There are few apparent studies regarding the association between fine particulate matter (PM2.5) air pollution and development of depression. Data obtained from epidemiological studies are inconsistent and controversial. The aim of this case-crossover study was to examine the association between short-term exposure to PM2.5 alone and in combination with other pollutants and frequency of hospitalizations for depression from 2009 to 2013 in Taipei, Taiwan. In the single pollutant model without adjustment for other pollutants, 17% and 4% increase in admissions attributed to depression correlated with interquartile range (IQR) rise in PM2.5 levels was noted on warm and cool days, respectively. Data were also analyzed using two-pollutant models and it was found that on warm days, the association continued to be significant after including one of the following pollutants: sulfur dioxide (SO2), nitrogen dioxide (NO2), ozone (O3) or carbon monoxide (CO). On cool days, the significance was lost. In conclusion, the relationship between ambient outdoor PM2.5 exposure and rates of hospitalization for depression appeared to be temperature dependent in Taipei. Further research is needed to verify these observations as well as to distinguish the relative contributions of PM2.5 and temperature to development for hospital admissions for depression.

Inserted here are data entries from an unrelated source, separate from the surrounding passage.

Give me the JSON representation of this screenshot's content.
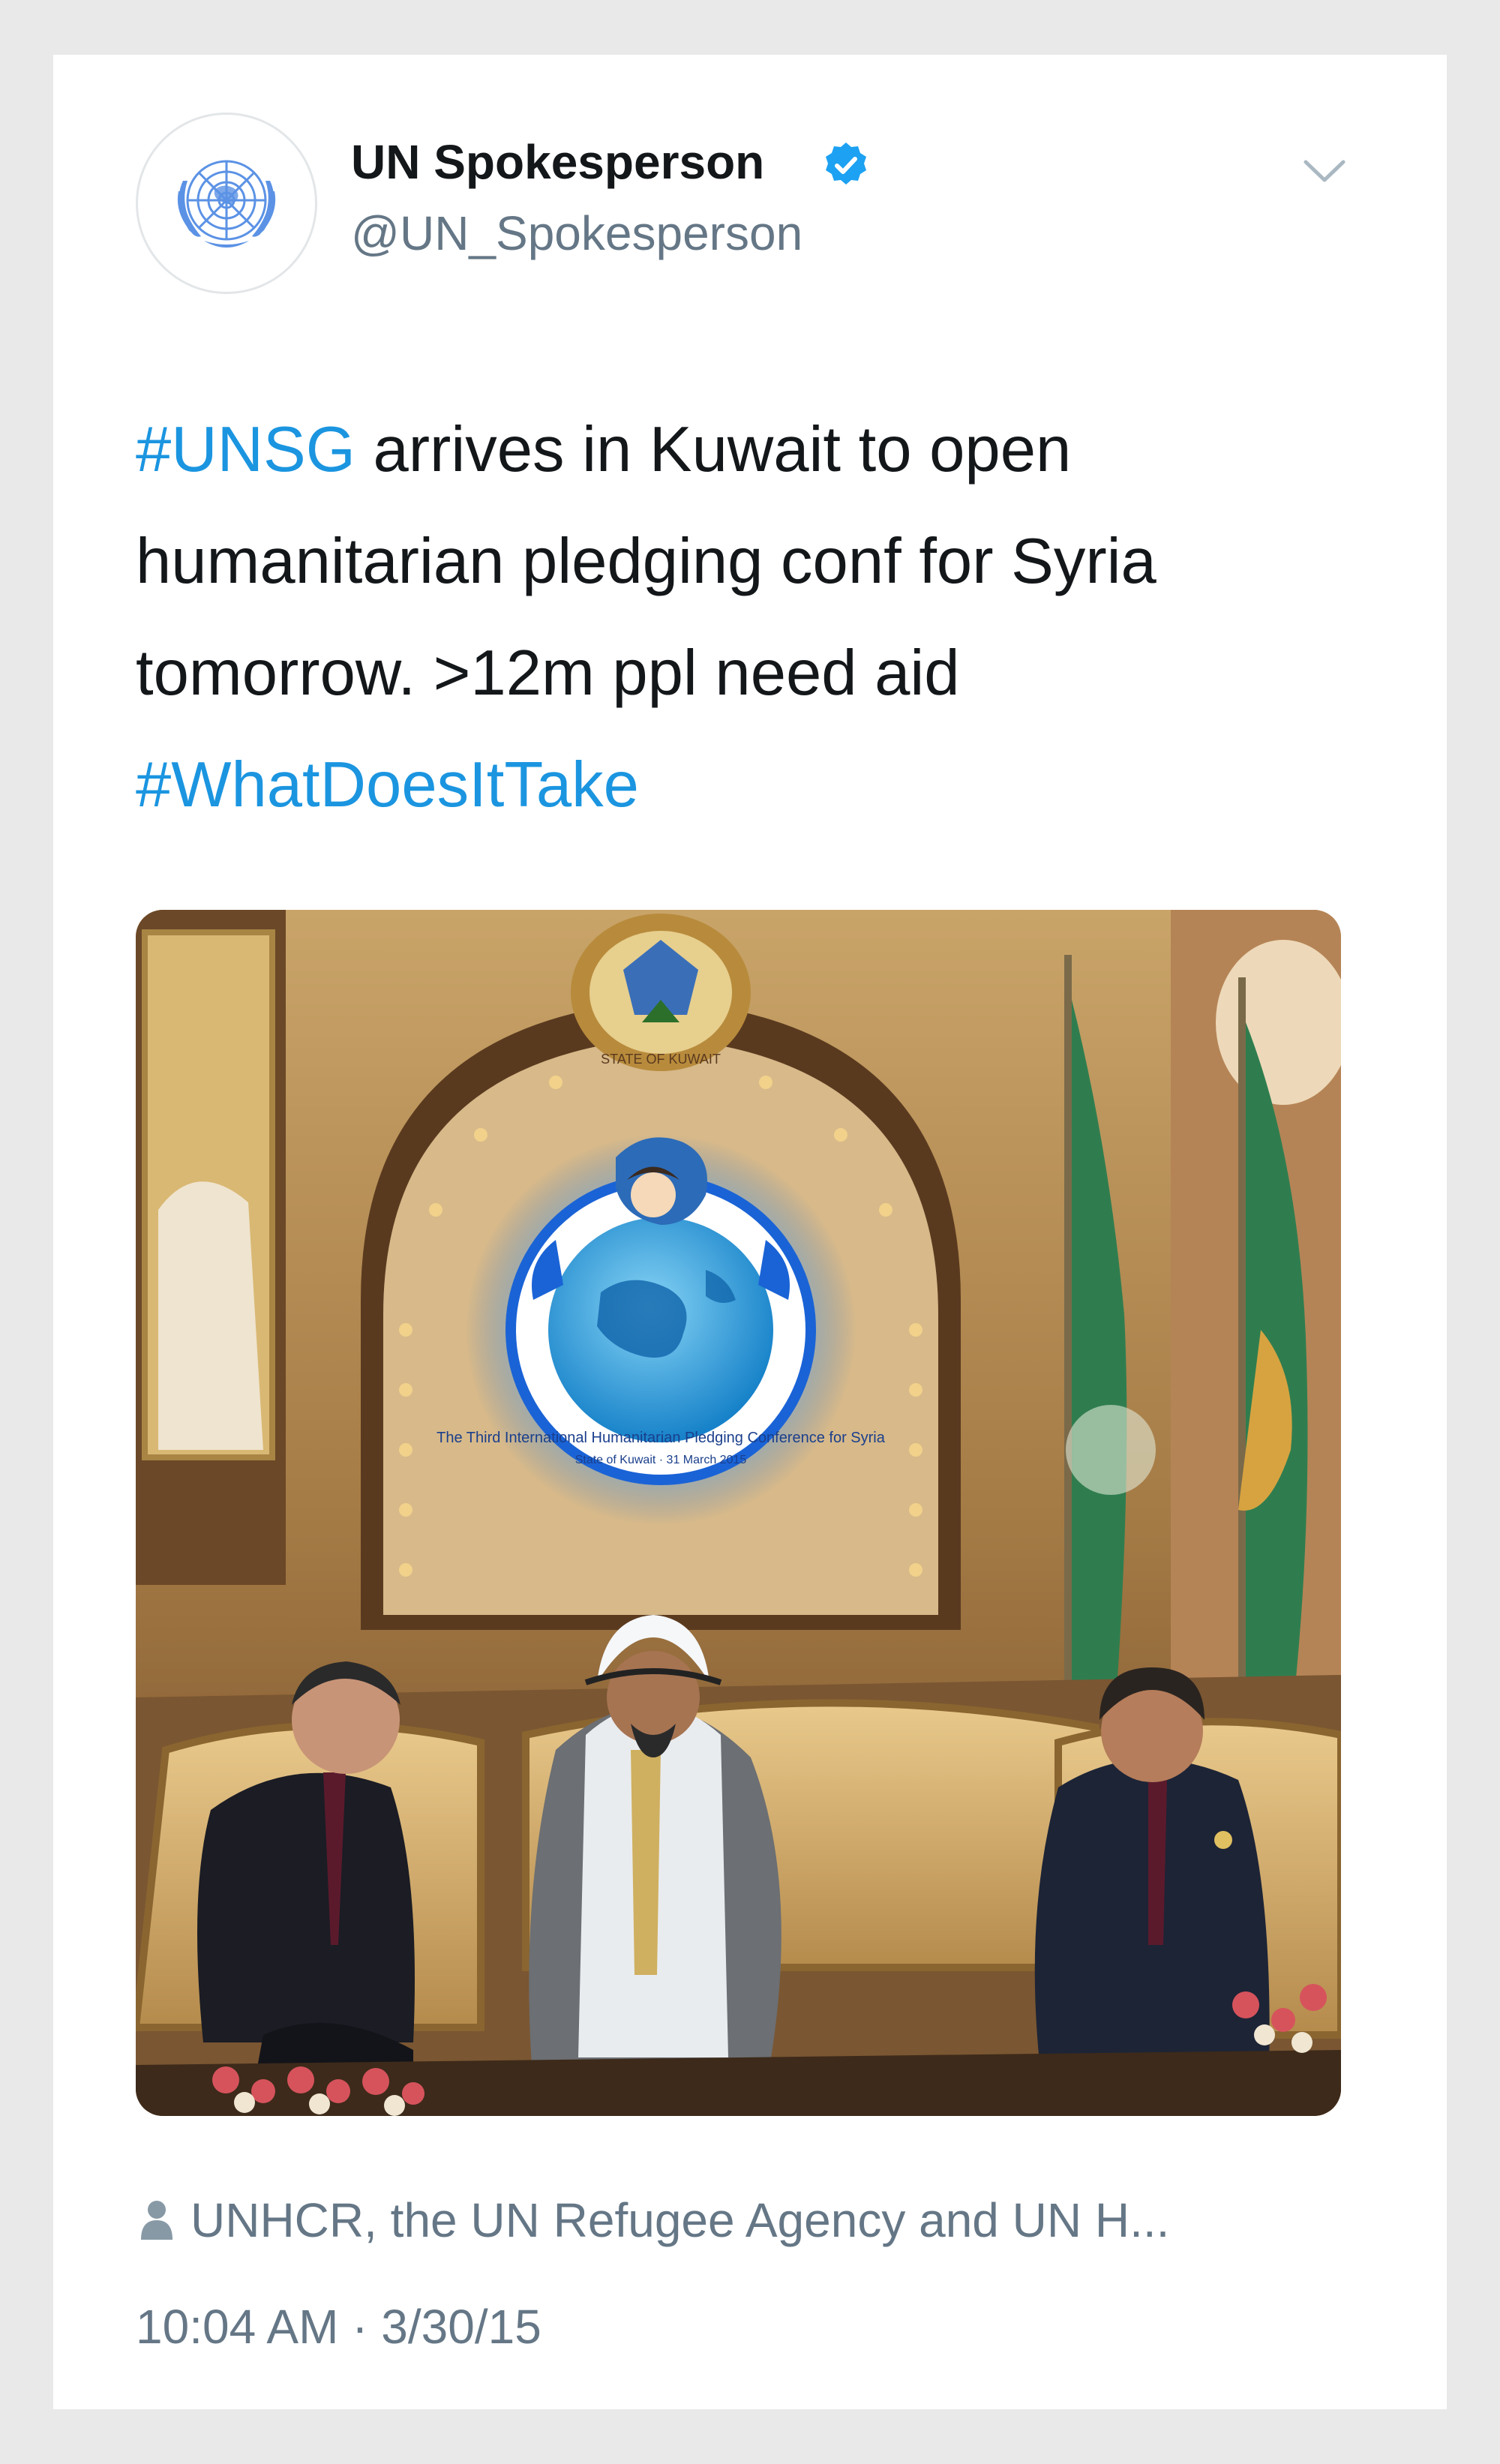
{
  "tweet": {
    "author": {
      "display_name": "UN Spokesperson",
      "handle": "@UN_Spokesperson",
      "verified": true
    },
    "text": {
      "hashtag_1": "#UNSG",
      "body": " arrives in Kuwait to open humanitarian pledging conf for Syria tomorrow. >12m ppl need aid ",
      "hashtag_2": "#WhatDoesItTake"
    },
    "photo": {
      "sign_emblem_text": "STATE OF KUWAIT",
      "conference_logo_text": "The Third International Humanitarian Pledging Conference for Syria",
      "conference_logo_subtext": "State of Kuwait · 31 March 2015"
    },
    "tagged_people": "UNHCR, the UN Refugee Agency and UN H...",
    "timestamp": "10:04 AM · 3/30/15"
  },
  "colors": {
    "hashtag": "#1b95e0",
    "verified_badge": "#1da1f2",
    "secondary_text": "#657786",
    "primary_text": "#14171a",
    "background": "#e9e9ea",
    "un_blue": "#5b92e5"
  },
  "icons": {
    "verified": "verified-badge-icon",
    "caret": "chevron-down-icon",
    "tagged": "person-icon"
  }
}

|Number of pages||8|
|Journal||Journal of Toxicology and Environmental Health - Part A: Current Issues|
|Publication status||Published - 2021|
- air pollution
ASJC Scopus subject areas
- Health, Toxicology and Mutagenesis